▶ [WORK ITEM]
The response should be an exact copy of every record.
[RECORDED DATA Boundary: Start]
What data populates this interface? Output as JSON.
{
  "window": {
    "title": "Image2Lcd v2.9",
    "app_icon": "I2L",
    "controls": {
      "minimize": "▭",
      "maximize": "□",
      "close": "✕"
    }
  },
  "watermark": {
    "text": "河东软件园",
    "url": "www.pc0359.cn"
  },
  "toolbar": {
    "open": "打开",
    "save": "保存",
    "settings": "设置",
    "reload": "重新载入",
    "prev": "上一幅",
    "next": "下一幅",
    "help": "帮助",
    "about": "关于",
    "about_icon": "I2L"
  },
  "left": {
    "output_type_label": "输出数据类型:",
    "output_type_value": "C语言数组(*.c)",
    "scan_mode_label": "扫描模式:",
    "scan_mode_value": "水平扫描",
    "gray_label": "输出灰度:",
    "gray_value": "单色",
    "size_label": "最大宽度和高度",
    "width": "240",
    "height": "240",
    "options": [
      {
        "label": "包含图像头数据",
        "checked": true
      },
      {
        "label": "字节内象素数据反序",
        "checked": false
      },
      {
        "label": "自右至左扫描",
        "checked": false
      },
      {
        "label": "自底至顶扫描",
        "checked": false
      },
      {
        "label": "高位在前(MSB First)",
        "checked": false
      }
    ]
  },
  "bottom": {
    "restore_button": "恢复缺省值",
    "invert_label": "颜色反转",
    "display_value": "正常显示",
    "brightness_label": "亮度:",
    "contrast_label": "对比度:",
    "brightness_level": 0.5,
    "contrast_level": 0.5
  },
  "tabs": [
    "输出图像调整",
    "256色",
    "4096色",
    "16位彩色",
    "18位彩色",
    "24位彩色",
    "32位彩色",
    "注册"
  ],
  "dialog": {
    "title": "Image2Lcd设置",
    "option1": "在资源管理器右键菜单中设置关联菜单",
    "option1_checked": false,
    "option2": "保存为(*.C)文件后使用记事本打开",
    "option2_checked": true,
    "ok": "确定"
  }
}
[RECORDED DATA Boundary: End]
▶ [WRITTEN RESPONSE]
What data populates this interface? Output as JSON.
{
  "window": {
    "title": "Image2Lcd v2.9",
    "app_icon": "I2L",
    "controls": {
      "minimize": "▭",
      "maximize": "□",
      "close": "✕"
    }
  },
  "watermark": {
    "text": "河东软件园",
    "url": "www.pc0359.cn"
  },
  "toolbar": {
    "open": "打开",
    "save": "保存",
    "settings": "设置",
    "reload": "重新载入",
    "prev": "上一幅",
    "next": "下一幅",
    "help": "帮助",
    "about": "关于",
    "about_icon": "I2L"
  },
  "left": {
    "output_type_label": "输出数据类型:",
    "output_type_value": "C语言数组(*.c)",
    "scan_mode_label": "扫描模式:",
    "scan_mode_value": "水平扫描",
    "gray_label": "输出灰度:",
    "gray_value": "单色",
    "size_label": "最大宽度和高度",
    "width": "240",
    "height": "240",
    "options": [
      {
        "label": "包含图像头数据",
        "checked": true
      },
      {
        "label": "字节内象素数据反序",
        "checked": false
      },
      {
        "label": "自右至左扫描",
        "checked": false
      },
      {
        "label": "自底至顶扫描",
        "checked": false
      },
      {
        "label": "高位在前(MSB First)",
        "checked": false
      }
    ]
  },
  "bottom": {
    "restore_button": "恢复缺省值",
    "invert_label": "颜色反转",
    "display_value": "正常显示",
    "brightness_label": "亮度:",
    "contrast_label": "对比度:",
    "brightness_level": 0.5,
    "contrast_level": 0.5
  },
  "tabs": [
    "输出图像调整",
    "256色",
    "4096色",
    "16位彩色",
    "18位彩色",
    "24位彩色",
    "32位彩色",
    "注册"
  ],
  "dialog": {
    "title": "Image2Lcd设置",
    "option1": "在资源管理器右键菜单中设置关联菜单",
    "option1_checked": false,
    "option2": "保存为(*.C)文件后使用记事本打开",
    "option2_checked": true,
    "ok": "确定"
  }
}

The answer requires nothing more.